Morgan Stanley bags second deal in Russia

The US investment bank has taken a stake in an upper scale residential developer for its third special situations fund.

Morgan Stanley Real Estate has taken a 15 percent stake in RGI International for its recently closed Special Situations Fund III.

RGI employs 35 people and develops upscale residential property as well as commercial projects in central Moscow with a pipeline of 100,000 square meters.

It is the second time MSREF has invested in Russia, having taken a 10 percent stake in RosEuroDevelopment (RED) in July. That company is active in retail, logistics, office and residential projects across the country.

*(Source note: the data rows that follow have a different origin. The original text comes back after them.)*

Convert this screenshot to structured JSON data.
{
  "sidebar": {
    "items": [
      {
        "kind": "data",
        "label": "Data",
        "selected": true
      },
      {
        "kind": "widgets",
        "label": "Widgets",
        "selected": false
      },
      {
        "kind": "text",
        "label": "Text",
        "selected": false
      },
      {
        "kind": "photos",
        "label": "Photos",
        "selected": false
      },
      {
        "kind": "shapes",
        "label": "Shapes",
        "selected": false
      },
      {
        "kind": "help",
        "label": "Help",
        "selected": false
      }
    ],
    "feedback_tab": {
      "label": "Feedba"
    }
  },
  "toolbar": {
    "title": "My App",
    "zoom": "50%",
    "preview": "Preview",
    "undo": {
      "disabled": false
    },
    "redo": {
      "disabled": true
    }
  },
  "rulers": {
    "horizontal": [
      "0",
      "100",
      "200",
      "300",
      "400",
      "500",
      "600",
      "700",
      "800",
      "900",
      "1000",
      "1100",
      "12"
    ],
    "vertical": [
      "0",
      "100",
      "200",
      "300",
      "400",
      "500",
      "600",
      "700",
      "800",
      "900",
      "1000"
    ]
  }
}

The move continues Morgan Stanley’s strategy of taking equity stakes in local development partners in its chosen European markets or target sectors.

Just like RED, John Carrafiell, global co-head of real estate, described RGI as “fast-growing and entrepreneurial”.

He added in a statement: “RGI offers Morgan Stanley Real Estate an attractive entry into the Russian real estate market with an emphasis on central Moscow, a market characterized by fundamental undersupply of quality real estate.”

Both Russian investments have been made for the Morgan Stanley Real Estate’s Special Situations Fund III, which is an open-ended fund that makes non-controlling investments in securities of real estate companies globally.

Investors include institutional and Morgan Stanley Global Wealth Management investors from North America, Europe, the Middle East and Asia, as well as Morgan Stanley, which invested 25 percent of the total initial equity. The fund had raised $2.24 billion of equity by September.

When the fundraising finished, Tim Morris, managing director and chief investment officer of the fund, said: “Significant investment opportunities still exist in the global real estate markets whether it is in growth areas where real estate is vastly undersupplied; in distressed markets where real estate is undervalued; or developed markets where considerable pricing inefficiencies exist between public and private valuations.”

The US bank is able to call on more than 600 people across 21 offices worldwide to help find opportunities.

Apart from Russia, growth and emerging markets with a requirement for growth capital are China, India, and Central and Eastern Europe. Morgan Stanley is also targeting corporate restructurings and arbitrage opportunities between public and private real estate valuations in developed markets such as Japan, the United Kingdom, Western Europe, the United States, Hong Kong and Korea.

In March the firm made its first move into India by investing around US$68 million in Mantri Developers Private Limited, a private Bangalore-based real estate developer founded in 1999.